— Evan Lazar (@ezlazar) March 26, 2020
Chaisson’s skill set and frame don’t necessarily fit the Patriots’ mold, but his character and on-field demeanor scream New England. Chaisson wore the no. 18 leadership jersey for LSU last season as a permanent team captain, and in a locker room full of future NFL players, his voice carried the most weight. He is an explosive, high-motor prospect that plays with an aggressive demeanor in several different roles. He’s mostly a standup edge rusher that wins with a terrific first step and speed rush as well as a long arm (speed-to-power), rip and dip, and two-hand swipe. He’s also a terror on stunts, loose enough in the hips to cover tight ends or play over the slot, and possesses excellent play speed. Despite a somewhat skinny frame, Chaisson held up pretty well on the line of scrimmage against the run with excellent hand power and gap discipline to set a firm edge. Similar to our theory with Queen, the league is evolving, and Belichick knows that his arm-side edge defender better be an athlete that can run. Otherwise, Lamar Jackson, Deshaun Watson, Patrick Mahomes, and others will give New England fits when they roll out of the pocket.

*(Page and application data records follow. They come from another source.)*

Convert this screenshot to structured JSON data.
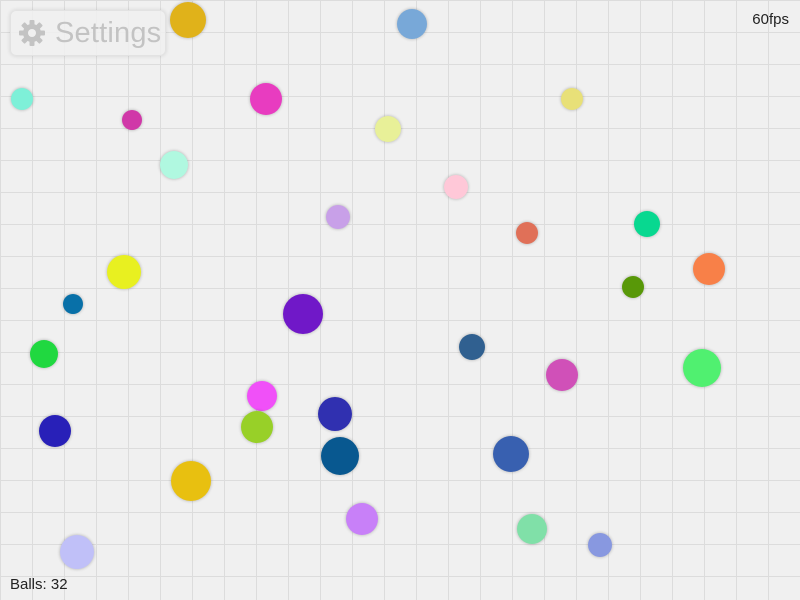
{
  "settings": {
    "label": "Settings",
    "icon": "gear-icon"
  },
  "fps_text": "60fps",
  "balls_text": "Balls: 32",
  "grid_color": "#dcdcdc",
  "background_color": "#f0f0f0",
  "balls": [
    {
      "color": "#e0b21a"
    },
    {
      "color": "#78a8d8"
    },
    {
      "color": "#7ef0d8"
    },
    {
      "color": "#d038a8"
    },
    {
      "color": "#e83cc0"
    },
    {
      "color": "#e8f098"
    },
    {
      "color": "#e8e078"
    },
    {
      "color": "#b0f8e0"
    },
    {
      "color": "#ffc8d8"
    },
    {
      "color": "#c8a0e8"
    },
    {
      "color": "#e07058"
    },
    {
      "color": "#08d890"
    },
    {
      "color": "#e8f020"
    },
    {
      "color": "#f88048"
    },
    {
      "color": "#589808"
    },
    {
      "color": "#0870a8"
    },
    {
      "color": "#7018c8"
    },
    {
      "color": "#306090"
    },
    {
      "color": "#20d840"
    },
    {
      "color": "#d050b8"
    },
    {
      "color": "#50f070"
    },
    {
      "color": "#f050f8"
    },
    {
      "color": "#3030b0"
    },
    {
      "color": "#2820b8"
    },
    {
      "color": "#98d028"
    },
    {
      "color": "#085890"
    },
    {
      "color": "#3860b0"
    },
    {
      "color": "#e8c010"
    },
    {
      "color": "#c880f8"
    },
    {
      "color": "#80e0a8"
    },
    {
      "color": "#8898e0"
    },
    {
      "color": "#c0c0f8"
    }
  ]
}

Chaisson is the perfect edge rusher to contain the mobile quarterbacks that will be on the Patriots’ schedule for years to come.
1. WR Justin Jefferson, LSU
Justin Jefferson is lethal on these option routes. Lot more space than he'll get in the NFL probably but very savvy. Squares up the DB, reads out coverage/leverage while slow-playing his intentions, then breaks it off quickly into space. Love the change of speeds. #Patriots pic.twitter.com/qjFrypeoQW
— Evan Lazar (@ezlazar) January 29, 2020
Finally, we get to number one on our board, and it’s once again a prospect from Baton Rouge. If the Pats select Jefferson, he will be the most complete receiver Belichick has ever drafted. Jefferson put up 875 yards as a sophomore primarily lining up outside, showing suddenness at the line of scrimmage and terrific downfield ball skills to win on the boundary. As a junior, the LSU product was dominant in the slot, hauling in 111 out of his 122 targets with a 92.3 contested-catch rate to finish third in the FBS in receiving yards (1,540) and second in touchdowns (18). Yes, those numbers are real. Jefferson put up those insane stats because of a terrific combination of route running and athleticism, silencing any doubts about his speed with a 4.43-second 40-yard dash. As a route runner, Jefferson is excellent at pacing his routes, changing gears to create separation by accelerating through his breaks, and he understands the little intricacies of the game in his footwork. He offers tremendous versatility to run routes from any alignment and comes in with no significant flaws. Unlike early selections at the position in the past for New England, Jefferson is not a project.